WHAT THE TASK ASKS: All entries below are to be written out again exactly, but no picture is to be copied.

Data extracted from a collection:

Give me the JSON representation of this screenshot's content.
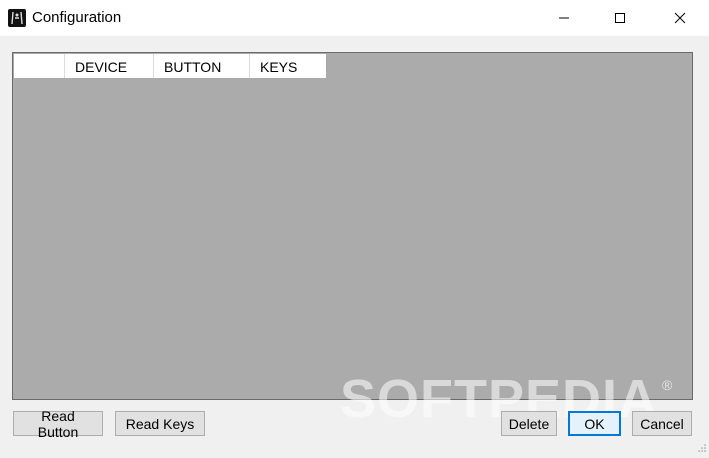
{
  "window": {
    "title": "Configuration",
    "app_icon": "gamepad-logo-icon",
    "controls": [
      "minimize-icon",
      "maximize-icon",
      "close-icon"
    ]
  },
  "grid": {
    "columns": [
      "DEVICE",
      "BUTTON",
      "KEYS"
    ],
    "rows": []
  },
  "watermark": {
    "text": "SOFTPEDIA",
    "mark": "®"
  },
  "buttons": {
    "read_button": "Read Button",
    "read_keys": "Read Keys",
    "delete": "Delete",
    "ok": "OK",
    "cancel": "Cancel"
  },
  "colors": {
    "grid_background": "#ababab",
    "focus_border": "#0078d7"
  }
}
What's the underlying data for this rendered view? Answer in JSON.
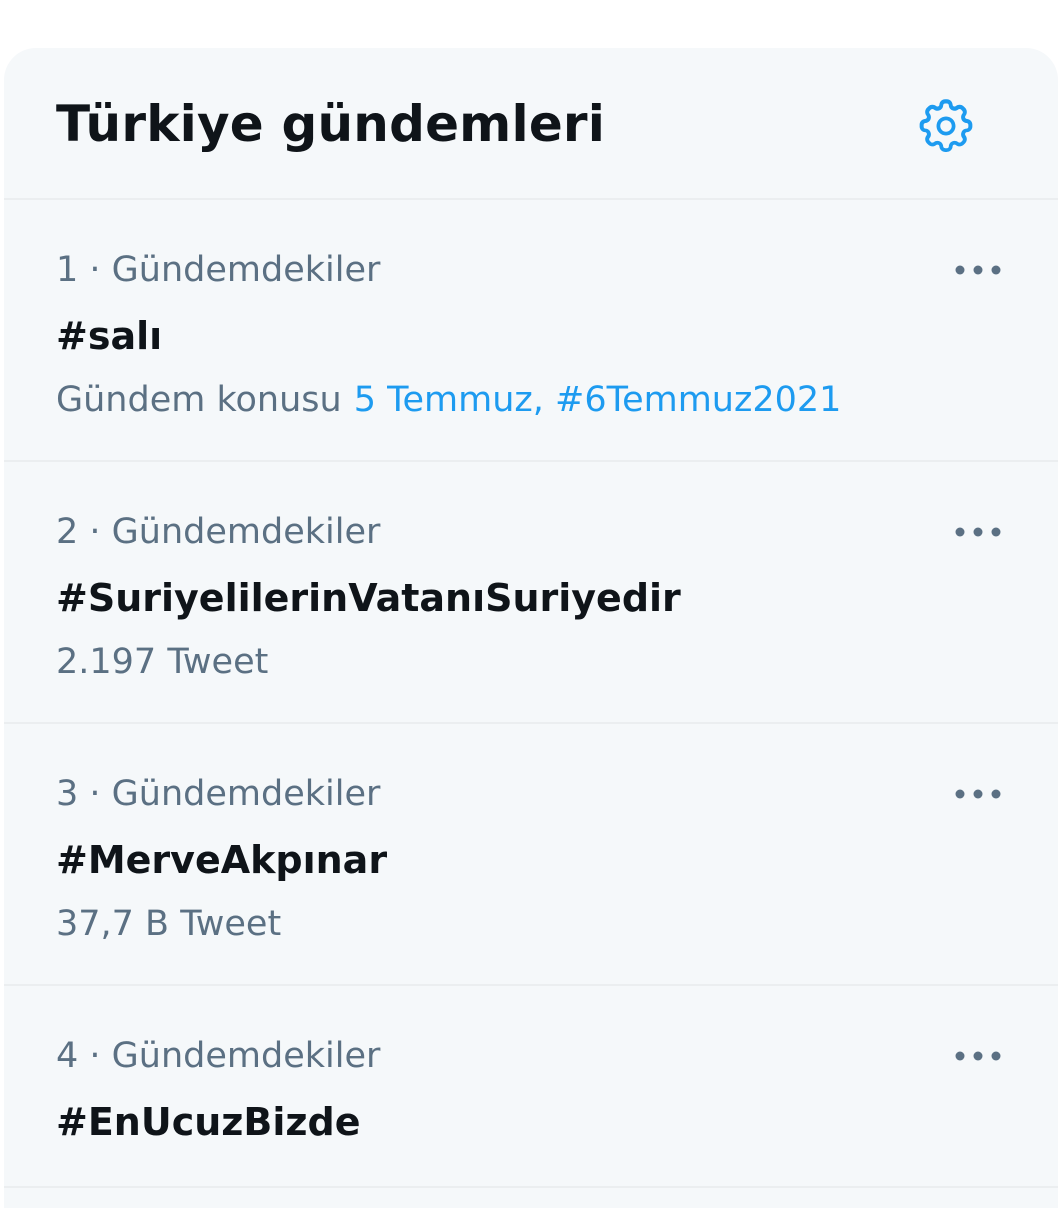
{
  "header": {
    "title": "Türkiye gündemleri",
    "settings_icon": "gear-icon"
  },
  "colors": {
    "accent": "#1d9bf0",
    "secondary_text": "#5b7083",
    "panel_bg": "#f5f8fa"
  },
  "trends": [
    {
      "meta": "1 · Gündemdekiler",
      "name": "#salı",
      "sub_label": "Gündem konusu",
      "sub_links": "5 Temmuz, #6Temmuz2021",
      "more_icon": "more-dots-icon"
    },
    {
      "meta": "2 · Gündemdekiler",
      "name": "#SuriyelilerinVatanıSuriyedir",
      "tweet_count": "2.197 Tweet",
      "more_icon": "more-dots-icon"
    },
    {
      "meta": "3 · Gündemdekiler",
      "name": "#MerveAkpınar",
      "tweet_count": "37,7 B Tweet",
      "more_icon": "more-dots-icon"
    },
    {
      "meta": "4 · Gündemdekiler",
      "name": "#EnUcuzBizde",
      "more_icon": "more-dots-icon"
    }
  ]
}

SOLUTION TO THE EXERCISE:
Give me the JSON representation of this screenshot's content.
{
  "window": {
    "title": "Configuration",
    "app_icon": "gamepad-logo-icon",
    "controls": [
      "minimize-icon",
      "maximize-icon",
      "close-icon"
    ]
  },
  "grid": {
    "columns": [
      "DEVICE",
      "BUTTON",
      "KEYS"
    ],
    "rows": []
  },
  "watermark": {
    "text": "SOFTPEDIA",
    "mark": "®"
  },
  "buttons": {
    "read_button": "Read Button",
    "read_keys": "Read Keys",
    "delete": "Delete",
    "ok": "OK",
    "cancel": "Cancel"
  },
  "colors": {
    "grid_background": "#ababab",
    "focus_border": "#0078d7"
  }
}
What's the underlying data for this rendered view? Answer in JSON.
{
  "header": {
    "title": "Türkiye gündemleri",
    "settings_icon": "gear-icon"
  },
  "colors": {
    "accent": "#1d9bf0",
    "secondary_text": "#5b7083",
    "panel_bg": "#f5f8fa"
  },
  "trends": [
    {
      "meta": "1 · Gündemdekiler",
      "name": "#salı",
      "sub_label": "Gündem konusu",
      "sub_links": "5 Temmuz, #6Temmuz2021",
      "more_icon": "more-dots-icon"
    },
    {
      "meta": "2 · Gündemdekiler",
      "name": "#SuriyelilerinVatanıSuriyedir",
      "tweet_count": "2.197 Tweet",
      "more_icon": "more-dots-icon"
    },
    {
      "meta": "3 · Gündemdekiler",
      "name": "#MerveAkpınar",
      "tweet_count": "37,7 B Tweet",
      "more_icon": "more-dots-icon"
    },
    {
      "meta": "4 · Gündemdekiler",
      "name": "#EnUcuzBizde",
      "more_icon": "more-dots-icon"
    }
  ]
}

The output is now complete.